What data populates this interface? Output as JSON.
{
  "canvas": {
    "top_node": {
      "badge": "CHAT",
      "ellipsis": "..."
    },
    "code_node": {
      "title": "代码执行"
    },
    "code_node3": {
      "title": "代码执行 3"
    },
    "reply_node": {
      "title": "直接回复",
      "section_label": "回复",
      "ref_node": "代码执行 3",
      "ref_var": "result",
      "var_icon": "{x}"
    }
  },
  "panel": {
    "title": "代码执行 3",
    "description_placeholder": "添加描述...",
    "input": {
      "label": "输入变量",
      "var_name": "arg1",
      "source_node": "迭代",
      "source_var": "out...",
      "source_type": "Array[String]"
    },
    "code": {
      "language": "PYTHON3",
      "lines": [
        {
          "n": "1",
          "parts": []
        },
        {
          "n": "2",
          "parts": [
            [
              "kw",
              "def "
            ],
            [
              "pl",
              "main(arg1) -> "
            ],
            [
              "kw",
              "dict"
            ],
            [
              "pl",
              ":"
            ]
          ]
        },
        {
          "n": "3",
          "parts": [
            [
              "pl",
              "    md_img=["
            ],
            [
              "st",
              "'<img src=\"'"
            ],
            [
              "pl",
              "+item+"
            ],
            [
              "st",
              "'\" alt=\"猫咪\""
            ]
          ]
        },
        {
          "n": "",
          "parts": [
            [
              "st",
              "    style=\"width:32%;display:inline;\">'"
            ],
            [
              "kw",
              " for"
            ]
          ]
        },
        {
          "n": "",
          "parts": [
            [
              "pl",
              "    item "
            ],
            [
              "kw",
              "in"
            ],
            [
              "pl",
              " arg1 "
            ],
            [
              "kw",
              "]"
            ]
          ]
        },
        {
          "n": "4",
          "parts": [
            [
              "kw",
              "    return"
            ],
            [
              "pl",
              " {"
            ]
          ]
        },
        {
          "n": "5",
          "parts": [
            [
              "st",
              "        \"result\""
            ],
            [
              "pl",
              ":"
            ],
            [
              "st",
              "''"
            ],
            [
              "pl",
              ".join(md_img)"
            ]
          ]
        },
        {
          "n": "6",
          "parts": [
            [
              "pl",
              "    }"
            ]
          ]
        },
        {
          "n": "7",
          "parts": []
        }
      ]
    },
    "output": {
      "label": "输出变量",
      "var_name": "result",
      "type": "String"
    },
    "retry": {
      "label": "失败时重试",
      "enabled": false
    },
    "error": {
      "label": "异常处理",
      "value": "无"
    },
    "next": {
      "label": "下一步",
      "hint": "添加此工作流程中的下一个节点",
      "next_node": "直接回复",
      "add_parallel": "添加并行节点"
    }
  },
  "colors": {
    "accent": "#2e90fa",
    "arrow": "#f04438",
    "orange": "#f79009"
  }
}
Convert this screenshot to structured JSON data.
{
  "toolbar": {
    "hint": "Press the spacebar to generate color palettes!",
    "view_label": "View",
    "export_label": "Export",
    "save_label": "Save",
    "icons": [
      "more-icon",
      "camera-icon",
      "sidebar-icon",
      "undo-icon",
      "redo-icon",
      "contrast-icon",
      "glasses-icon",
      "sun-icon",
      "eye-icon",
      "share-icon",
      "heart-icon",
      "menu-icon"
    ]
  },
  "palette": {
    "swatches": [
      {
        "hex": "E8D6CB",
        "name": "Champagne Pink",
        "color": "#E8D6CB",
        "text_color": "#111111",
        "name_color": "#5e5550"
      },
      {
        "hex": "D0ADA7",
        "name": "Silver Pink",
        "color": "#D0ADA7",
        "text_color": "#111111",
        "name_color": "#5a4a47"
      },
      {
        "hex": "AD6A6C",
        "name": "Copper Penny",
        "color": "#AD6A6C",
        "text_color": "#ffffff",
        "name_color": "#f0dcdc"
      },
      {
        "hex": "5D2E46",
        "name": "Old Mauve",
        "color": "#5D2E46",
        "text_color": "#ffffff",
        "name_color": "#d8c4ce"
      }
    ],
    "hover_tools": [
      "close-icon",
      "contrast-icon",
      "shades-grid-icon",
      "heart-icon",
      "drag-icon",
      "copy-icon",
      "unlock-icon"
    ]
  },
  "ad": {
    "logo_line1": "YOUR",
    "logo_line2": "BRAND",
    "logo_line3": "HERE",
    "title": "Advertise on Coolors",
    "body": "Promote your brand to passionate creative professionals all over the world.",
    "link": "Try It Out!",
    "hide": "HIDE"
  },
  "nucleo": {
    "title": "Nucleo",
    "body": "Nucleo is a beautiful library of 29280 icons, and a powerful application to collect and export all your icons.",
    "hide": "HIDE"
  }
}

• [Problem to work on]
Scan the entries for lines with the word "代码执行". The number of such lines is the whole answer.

• [Task response]
4